[Material for this exercise]

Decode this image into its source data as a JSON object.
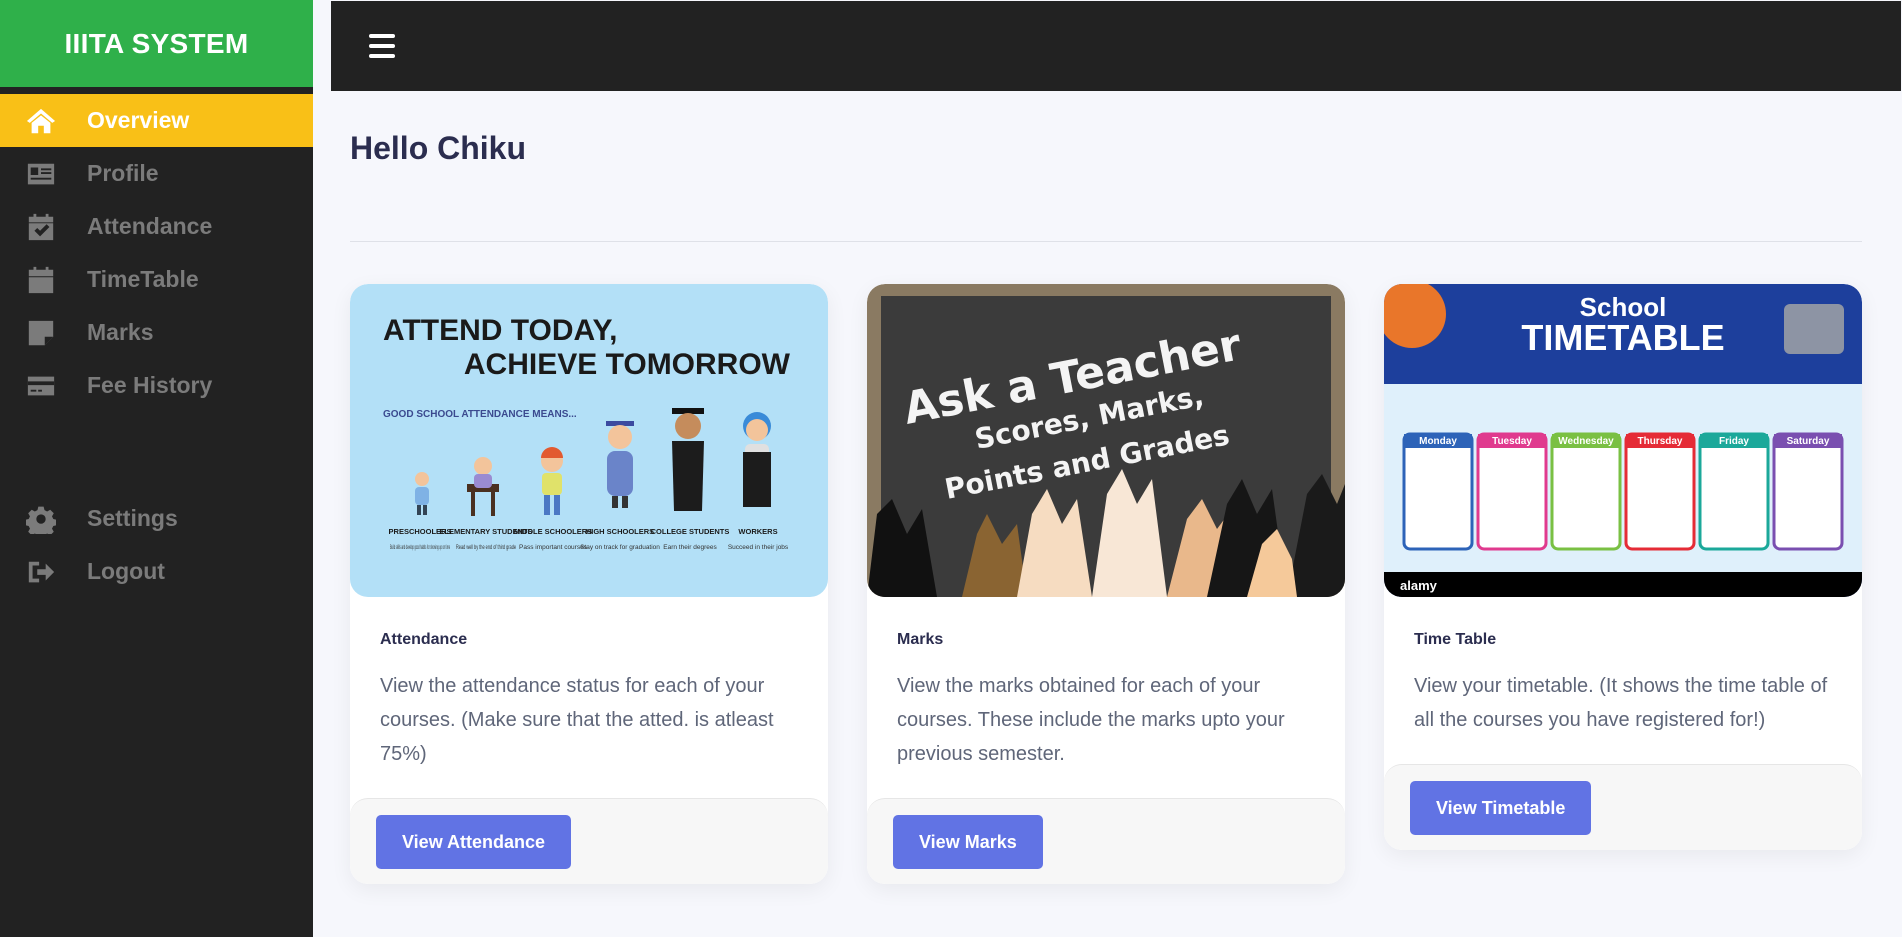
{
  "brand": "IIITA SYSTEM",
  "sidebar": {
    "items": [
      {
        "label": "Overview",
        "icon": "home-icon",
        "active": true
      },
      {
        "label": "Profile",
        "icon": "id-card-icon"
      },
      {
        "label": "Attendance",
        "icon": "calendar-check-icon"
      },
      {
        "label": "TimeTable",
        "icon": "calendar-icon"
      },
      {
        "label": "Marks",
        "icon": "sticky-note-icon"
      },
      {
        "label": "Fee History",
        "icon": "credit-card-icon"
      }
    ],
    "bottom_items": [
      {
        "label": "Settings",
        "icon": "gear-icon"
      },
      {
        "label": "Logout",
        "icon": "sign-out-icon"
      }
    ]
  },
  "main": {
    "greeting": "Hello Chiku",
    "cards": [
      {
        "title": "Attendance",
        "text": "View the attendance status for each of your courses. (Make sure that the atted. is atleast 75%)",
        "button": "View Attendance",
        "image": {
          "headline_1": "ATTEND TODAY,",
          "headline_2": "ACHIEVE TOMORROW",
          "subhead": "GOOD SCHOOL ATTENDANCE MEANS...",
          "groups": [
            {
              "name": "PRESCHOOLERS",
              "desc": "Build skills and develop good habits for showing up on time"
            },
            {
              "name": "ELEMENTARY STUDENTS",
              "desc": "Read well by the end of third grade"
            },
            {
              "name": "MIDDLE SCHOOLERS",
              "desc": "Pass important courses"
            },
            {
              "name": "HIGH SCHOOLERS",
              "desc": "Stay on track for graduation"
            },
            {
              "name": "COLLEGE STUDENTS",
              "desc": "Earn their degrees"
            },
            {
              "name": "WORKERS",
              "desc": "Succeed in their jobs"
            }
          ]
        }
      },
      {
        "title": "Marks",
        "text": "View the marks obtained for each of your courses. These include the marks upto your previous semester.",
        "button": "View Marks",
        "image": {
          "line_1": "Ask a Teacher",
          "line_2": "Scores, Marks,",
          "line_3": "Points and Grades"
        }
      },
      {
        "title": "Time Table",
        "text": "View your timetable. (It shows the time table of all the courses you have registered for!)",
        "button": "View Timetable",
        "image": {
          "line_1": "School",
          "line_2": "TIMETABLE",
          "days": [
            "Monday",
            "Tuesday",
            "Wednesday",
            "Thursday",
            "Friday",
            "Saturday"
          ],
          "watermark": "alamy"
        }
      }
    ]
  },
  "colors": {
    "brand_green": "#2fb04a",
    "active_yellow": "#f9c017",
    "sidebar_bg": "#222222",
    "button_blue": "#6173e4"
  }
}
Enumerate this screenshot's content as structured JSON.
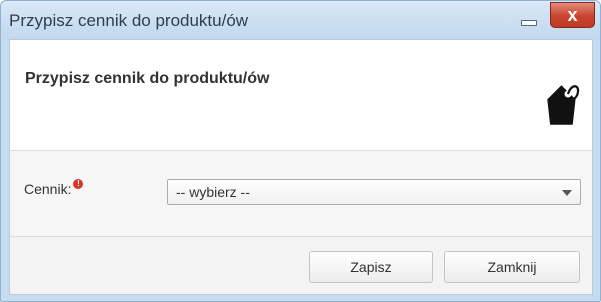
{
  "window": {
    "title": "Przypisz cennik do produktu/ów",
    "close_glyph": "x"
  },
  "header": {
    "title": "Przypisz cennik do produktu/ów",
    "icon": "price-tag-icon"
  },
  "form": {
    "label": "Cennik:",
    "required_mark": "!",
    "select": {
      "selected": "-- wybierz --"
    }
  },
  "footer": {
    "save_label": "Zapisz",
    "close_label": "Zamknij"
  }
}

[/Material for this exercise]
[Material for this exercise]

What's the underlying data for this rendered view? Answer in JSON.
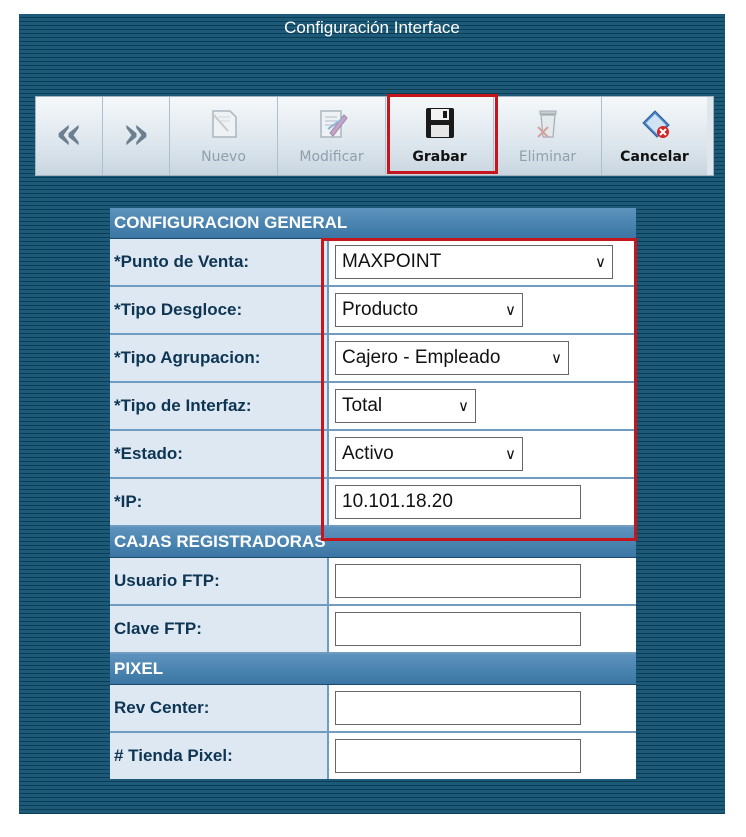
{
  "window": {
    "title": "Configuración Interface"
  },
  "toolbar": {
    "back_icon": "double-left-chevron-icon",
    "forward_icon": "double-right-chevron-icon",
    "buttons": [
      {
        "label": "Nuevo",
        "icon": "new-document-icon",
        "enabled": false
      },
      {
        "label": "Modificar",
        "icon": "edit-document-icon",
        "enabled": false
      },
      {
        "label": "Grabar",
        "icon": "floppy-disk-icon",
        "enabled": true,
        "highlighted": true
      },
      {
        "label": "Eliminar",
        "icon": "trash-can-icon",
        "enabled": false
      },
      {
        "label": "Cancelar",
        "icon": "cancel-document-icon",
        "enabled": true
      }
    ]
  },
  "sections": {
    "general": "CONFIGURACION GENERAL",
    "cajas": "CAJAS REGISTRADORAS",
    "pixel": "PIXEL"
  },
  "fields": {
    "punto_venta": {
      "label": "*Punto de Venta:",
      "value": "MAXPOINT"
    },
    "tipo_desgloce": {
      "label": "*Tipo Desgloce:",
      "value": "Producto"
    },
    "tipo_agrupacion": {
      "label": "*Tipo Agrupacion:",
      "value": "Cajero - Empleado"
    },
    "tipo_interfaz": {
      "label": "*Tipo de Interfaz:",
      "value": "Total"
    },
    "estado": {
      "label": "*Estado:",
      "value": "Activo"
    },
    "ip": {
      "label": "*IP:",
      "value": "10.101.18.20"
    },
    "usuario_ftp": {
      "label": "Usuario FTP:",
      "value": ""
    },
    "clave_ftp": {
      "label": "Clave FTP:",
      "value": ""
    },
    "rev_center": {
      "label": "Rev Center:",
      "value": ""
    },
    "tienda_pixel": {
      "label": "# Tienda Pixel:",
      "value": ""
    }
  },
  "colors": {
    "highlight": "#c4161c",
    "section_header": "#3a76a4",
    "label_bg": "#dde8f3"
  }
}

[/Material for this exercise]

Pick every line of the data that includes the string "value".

# [Written reply]
      "value": "MAXPOINT"
      "value": "Producto"
      "value": "Cajero - Empleado"
      "value": "Total"
      "value": "Activo"
      "value": "10.101.18.20"
      "value": ""
      "value": ""
      "value": ""
      "value": ""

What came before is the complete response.